• ACTION ITEM:
Among the entries below, copy every line that carries the word "card".

*** Opening of MATERIAL PROVIDED ***

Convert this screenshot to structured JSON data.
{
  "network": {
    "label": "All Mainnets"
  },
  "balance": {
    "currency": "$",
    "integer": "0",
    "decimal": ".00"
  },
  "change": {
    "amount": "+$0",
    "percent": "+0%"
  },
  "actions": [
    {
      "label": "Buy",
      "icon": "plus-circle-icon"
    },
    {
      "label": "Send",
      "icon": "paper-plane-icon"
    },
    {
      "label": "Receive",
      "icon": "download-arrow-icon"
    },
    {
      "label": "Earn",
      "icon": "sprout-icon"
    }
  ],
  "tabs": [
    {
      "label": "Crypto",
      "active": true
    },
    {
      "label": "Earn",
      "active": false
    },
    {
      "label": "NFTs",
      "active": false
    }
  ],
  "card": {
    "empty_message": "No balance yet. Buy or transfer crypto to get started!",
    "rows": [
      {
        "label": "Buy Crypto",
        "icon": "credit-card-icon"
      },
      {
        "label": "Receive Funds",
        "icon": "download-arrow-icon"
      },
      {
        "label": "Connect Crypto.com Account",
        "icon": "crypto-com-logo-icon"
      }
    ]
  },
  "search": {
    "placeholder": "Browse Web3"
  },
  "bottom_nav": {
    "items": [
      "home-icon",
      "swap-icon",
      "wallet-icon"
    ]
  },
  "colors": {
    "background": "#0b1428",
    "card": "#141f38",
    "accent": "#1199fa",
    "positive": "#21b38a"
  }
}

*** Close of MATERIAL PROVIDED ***

• FINAL ANSWER:
  "card": {
        "icon": "credit-card-icon"
    "card": "#141f38",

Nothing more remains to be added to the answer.